More Australians are calling for commercial surrogacy to become legal and accessible, according to a new study.
The online survey, published in the Australian and New Zealand Journal of Obstetrics and Gynaecology, showed that 60 per cent of people were overwhelmingly supportive of new laws to be introduced for families, irrespective of their marital status or sexuality.
Groups like Surrogacy Australia are campaigning on behalf of many would-be parents who have exhausted all their options and need a better framework for surrogacy to be created.
They’re asking the government to improve upon the current laws that only allows for ‘altruistic’ (or non-paid) surrogacy arrangements.
Under current legislation - which differs between states - any woman who carries a baby for another woman can only be reimbursed for her medical costs and expenses.

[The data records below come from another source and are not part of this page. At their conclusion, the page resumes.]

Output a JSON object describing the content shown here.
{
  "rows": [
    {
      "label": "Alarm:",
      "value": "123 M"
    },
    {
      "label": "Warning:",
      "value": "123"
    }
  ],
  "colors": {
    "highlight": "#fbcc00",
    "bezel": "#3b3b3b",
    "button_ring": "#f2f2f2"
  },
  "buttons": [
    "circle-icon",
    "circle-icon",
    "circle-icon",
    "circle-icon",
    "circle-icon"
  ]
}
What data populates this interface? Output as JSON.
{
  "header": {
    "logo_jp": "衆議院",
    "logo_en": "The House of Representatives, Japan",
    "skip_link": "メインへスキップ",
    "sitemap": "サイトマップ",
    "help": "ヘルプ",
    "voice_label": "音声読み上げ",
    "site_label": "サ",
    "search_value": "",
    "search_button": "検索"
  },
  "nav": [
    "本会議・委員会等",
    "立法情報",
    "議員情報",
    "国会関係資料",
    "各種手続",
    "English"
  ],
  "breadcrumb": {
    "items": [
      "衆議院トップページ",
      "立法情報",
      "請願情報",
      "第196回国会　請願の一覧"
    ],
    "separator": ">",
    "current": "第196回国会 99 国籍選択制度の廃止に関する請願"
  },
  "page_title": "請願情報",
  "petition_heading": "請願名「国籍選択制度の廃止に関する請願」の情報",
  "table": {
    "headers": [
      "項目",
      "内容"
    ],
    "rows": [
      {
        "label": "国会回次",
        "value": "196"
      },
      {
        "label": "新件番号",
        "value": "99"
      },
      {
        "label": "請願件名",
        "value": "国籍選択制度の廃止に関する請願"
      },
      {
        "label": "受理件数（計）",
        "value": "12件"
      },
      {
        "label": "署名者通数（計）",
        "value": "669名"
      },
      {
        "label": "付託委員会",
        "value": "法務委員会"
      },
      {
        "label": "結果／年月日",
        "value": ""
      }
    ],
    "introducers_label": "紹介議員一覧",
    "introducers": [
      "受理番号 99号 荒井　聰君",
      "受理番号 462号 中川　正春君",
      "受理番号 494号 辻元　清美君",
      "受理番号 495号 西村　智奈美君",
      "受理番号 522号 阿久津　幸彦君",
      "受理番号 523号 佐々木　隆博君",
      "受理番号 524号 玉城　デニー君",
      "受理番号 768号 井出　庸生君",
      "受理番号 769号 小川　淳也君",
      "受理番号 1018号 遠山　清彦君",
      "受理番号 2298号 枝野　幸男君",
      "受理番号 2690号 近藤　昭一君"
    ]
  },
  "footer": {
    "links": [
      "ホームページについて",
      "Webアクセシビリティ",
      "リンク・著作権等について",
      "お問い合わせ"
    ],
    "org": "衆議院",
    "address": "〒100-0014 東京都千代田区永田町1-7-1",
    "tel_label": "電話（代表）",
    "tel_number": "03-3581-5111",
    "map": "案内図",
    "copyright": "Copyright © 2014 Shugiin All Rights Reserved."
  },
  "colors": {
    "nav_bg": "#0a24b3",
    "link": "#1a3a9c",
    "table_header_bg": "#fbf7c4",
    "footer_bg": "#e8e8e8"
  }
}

This means women looking for a surrogate must rely upon the generosity of the carrier.
The result is only a few babies a year born through Australia’s surrogacy laws - prompting many desperate couples to head overseas to Bali or Cambodia in search of a gestational carrier.
The study also found broad support for a fee of around $10 - $15k to be paid to potential surrogates, the idea being its enough to incentivise the scheme without creating potential profit-chasing.
Australian-based surrogacy rights groups highlight the recent controversy of Baby Gammy, the arrest of the Australian, who allegedly set up a surrogacy business in Cambodia, Tammy Davis-Charles and the fear that many families who have used overseas surrogate mothers in places such as India and Thailand could now be charged with people trafficking.
This article originally appeared on Marie Claire.